Material for the task:

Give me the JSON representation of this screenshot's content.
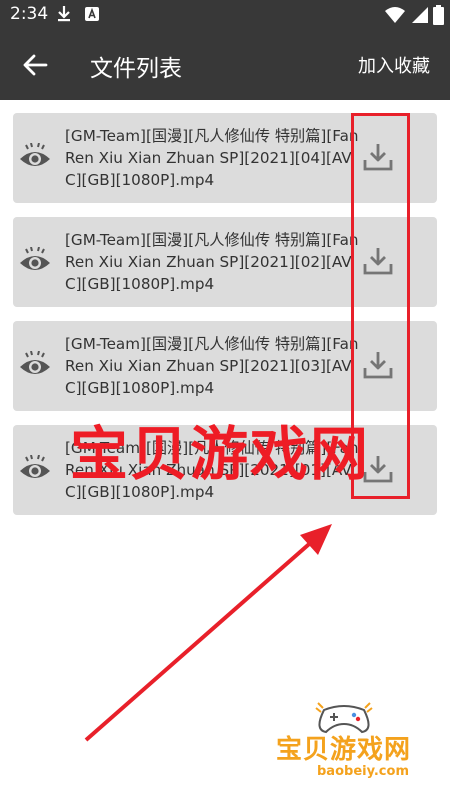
{
  "status_bar": {
    "time": "2:34"
  },
  "app_bar": {
    "title": "文件列表",
    "favorite_label": "加入收藏"
  },
  "files": [
    {
      "name": "[GM-Team][国漫][凡人修仙传 特别篇][Fan Ren Xiu Xian Zhuan SP][2021][04][AVC][GB][1080P].mp4"
    },
    {
      "name": "[GM-Team][国漫][凡人修仙传 特别篇][Fan Ren Xiu Xian Zhuan SP][2021][02][AVC][GB][1080P].mp4"
    },
    {
      "name": "[GM-Team][国漫][凡人修仙传 特别篇][Fan Ren Xiu Xian Zhuan SP][2021][03][AVC][GB][1080P].mp4"
    },
    {
      "name": "[GM-Team][国漫][凡人修仙传 特别篇][Fan Ren Xiu Xian Zhuan SP][2021][01][AVC][GB][1080P].mp4"
    }
  ],
  "watermark": {
    "text": "宝贝游戏网",
    "logo_text": "宝贝游戏网",
    "logo_url_text": "baobeiy.com"
  },
  "colors": {
    "toolbar": "#383838",
    "card": "#dcdcdc",
    "accent_red": "#e8202a",
    "logo": "#f4a21d"
  }
}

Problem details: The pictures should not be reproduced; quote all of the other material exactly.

Result for this exercise:
Give me the JSON representation of this screenshot's content.
{
  "status_bar": {
    "time": "2:34"
  },
  "app_bar": {
    "title": "文件列表",
    "favorite_label": "加入收藏"
  },
  "files": [
    {
      "name": "[GM-Team][国漫][凡人修仙传 特别篇][Fan Ren Xiu Xian Zhuan SP][2021][04][AVC][GB][1080P].mp4"
    },
    {
      "name": "[GM-Team][国漫][凡人修仙传 特别篇][Fan Ren Xiu Xian Zhuan SP][2021][02][AVC][GB][1080P].mp4"
    },
    {
      "name": "[GM-Team][国漫][凡人修仙传 特别篇][Fan Ren Xiu Xian Zhuan SP][2021][03][AVC][GB][1080P].mp4"
    },
    {
      "name": "[GM-Team][国漫][凡人修仙传 特别篇][Fan Ren Xiu Xian Zhuan SP][2021][01][AVC][GB][1080P].mp4"
    }
  ],
  "watermark": {
    "text": "宝贝游戏网",
    "logo_text": "宝贝游戏网",
    "logo_url_text": "baobeiy.com"
  },
  "colors": {
    "toolbar": "#383838",
    "card": "#dcdcdc",
    "accent_red": "#e8202a",
    "logo": "#f4a21d"
  }
}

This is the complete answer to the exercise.